> _TASK TO COMPLETE_:
Copy every line from the records that holds the word "Tᴀᴍᴏ".

-- Opening Marker --

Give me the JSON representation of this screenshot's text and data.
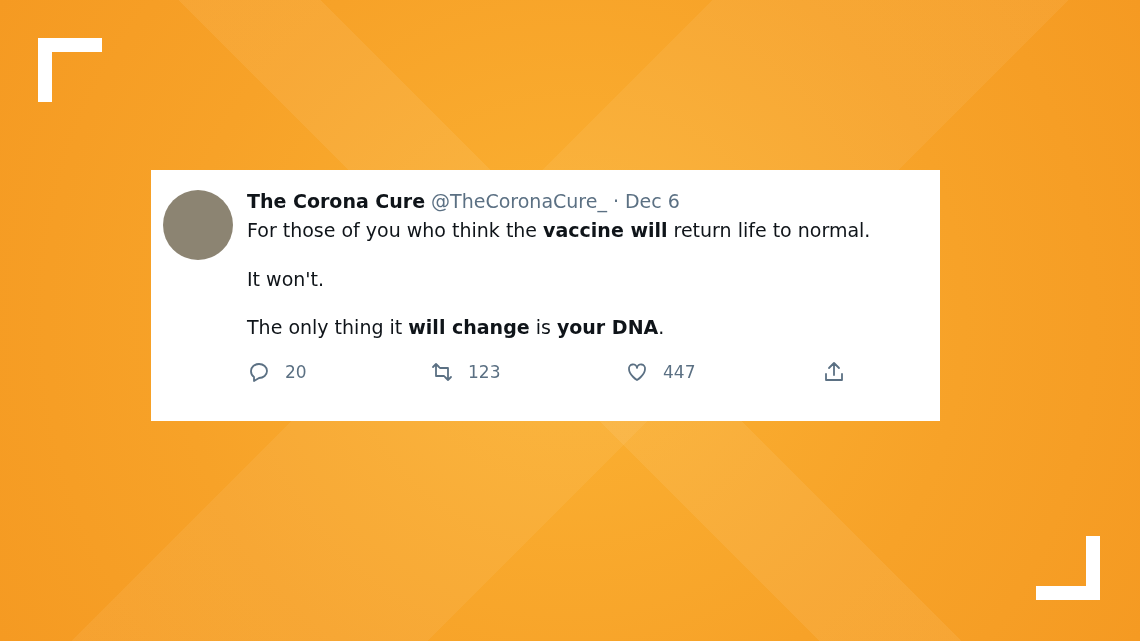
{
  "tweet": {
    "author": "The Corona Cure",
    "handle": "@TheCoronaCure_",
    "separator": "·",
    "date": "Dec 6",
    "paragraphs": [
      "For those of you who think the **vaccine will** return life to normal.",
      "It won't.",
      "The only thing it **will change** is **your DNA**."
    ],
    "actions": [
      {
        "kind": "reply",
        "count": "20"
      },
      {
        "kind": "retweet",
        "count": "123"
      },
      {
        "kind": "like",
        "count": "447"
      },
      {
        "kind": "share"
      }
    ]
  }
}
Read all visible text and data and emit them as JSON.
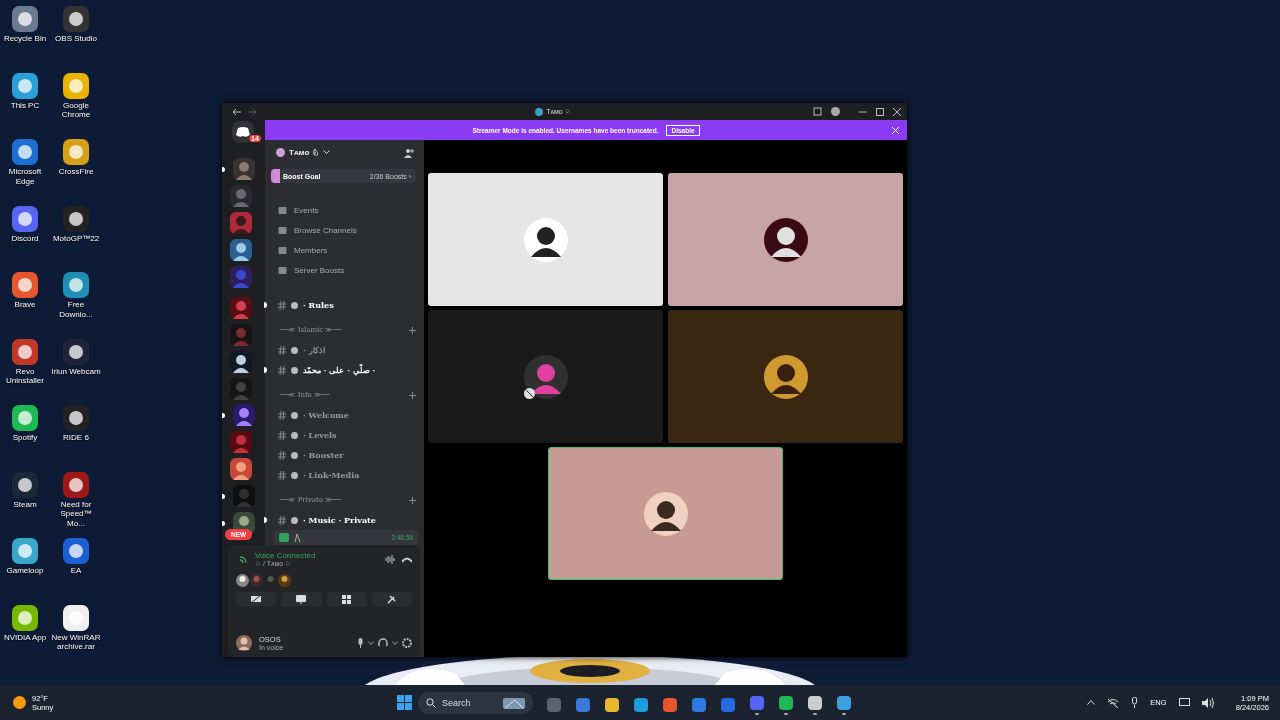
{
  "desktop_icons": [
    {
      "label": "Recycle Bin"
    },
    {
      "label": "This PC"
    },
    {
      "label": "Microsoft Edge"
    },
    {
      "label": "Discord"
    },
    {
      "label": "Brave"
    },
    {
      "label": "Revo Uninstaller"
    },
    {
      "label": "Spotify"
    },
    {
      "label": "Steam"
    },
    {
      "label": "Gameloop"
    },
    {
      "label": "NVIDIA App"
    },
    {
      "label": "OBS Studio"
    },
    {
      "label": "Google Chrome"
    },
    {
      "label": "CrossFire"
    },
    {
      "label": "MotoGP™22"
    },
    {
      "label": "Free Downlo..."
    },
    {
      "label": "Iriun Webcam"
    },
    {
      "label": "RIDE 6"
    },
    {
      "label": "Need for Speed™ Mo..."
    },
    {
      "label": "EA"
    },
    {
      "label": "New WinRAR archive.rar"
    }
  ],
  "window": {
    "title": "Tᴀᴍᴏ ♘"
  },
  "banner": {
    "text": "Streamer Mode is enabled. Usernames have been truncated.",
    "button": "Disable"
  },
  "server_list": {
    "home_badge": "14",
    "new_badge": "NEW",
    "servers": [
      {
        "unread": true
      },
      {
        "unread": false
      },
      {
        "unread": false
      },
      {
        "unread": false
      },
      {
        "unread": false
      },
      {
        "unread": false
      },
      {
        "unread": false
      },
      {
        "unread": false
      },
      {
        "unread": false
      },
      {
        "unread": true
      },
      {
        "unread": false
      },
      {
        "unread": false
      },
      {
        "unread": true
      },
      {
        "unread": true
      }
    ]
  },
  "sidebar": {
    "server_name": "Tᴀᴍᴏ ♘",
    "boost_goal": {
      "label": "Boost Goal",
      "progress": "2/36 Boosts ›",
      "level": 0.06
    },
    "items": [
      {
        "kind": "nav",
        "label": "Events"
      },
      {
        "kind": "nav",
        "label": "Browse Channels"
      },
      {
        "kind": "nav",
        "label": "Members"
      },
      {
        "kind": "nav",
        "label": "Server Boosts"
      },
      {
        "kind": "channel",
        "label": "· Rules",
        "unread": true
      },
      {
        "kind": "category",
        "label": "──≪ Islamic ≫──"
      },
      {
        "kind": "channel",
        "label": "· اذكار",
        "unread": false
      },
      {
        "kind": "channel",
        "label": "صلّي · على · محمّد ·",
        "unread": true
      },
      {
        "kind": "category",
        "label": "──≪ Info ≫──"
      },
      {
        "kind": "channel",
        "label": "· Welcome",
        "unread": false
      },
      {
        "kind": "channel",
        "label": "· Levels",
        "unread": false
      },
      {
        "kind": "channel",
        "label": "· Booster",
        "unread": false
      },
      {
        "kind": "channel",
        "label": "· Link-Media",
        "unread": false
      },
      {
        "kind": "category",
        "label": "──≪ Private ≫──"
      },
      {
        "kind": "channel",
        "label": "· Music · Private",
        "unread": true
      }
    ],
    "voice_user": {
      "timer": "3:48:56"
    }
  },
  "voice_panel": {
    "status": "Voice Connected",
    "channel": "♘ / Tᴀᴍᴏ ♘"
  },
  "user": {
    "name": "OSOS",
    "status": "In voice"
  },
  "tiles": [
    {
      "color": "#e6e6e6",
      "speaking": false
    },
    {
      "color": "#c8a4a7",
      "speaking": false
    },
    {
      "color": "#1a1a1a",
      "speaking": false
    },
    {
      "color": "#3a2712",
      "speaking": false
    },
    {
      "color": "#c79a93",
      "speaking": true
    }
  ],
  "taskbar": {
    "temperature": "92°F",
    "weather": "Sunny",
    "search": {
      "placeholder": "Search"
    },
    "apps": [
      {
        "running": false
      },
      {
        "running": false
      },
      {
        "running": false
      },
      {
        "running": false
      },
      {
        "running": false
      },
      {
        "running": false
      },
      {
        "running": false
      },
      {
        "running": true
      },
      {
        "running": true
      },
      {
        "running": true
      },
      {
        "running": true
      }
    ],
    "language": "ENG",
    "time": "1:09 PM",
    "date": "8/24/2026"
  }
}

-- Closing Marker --

> _SOLUTION_:
    "title": "Tᴀᴍᴏ ♘"
    "server_name": "Tᴀᴍᴏ ♘",
    "channel": "♘ / Tᴀᴍᴏ ♘"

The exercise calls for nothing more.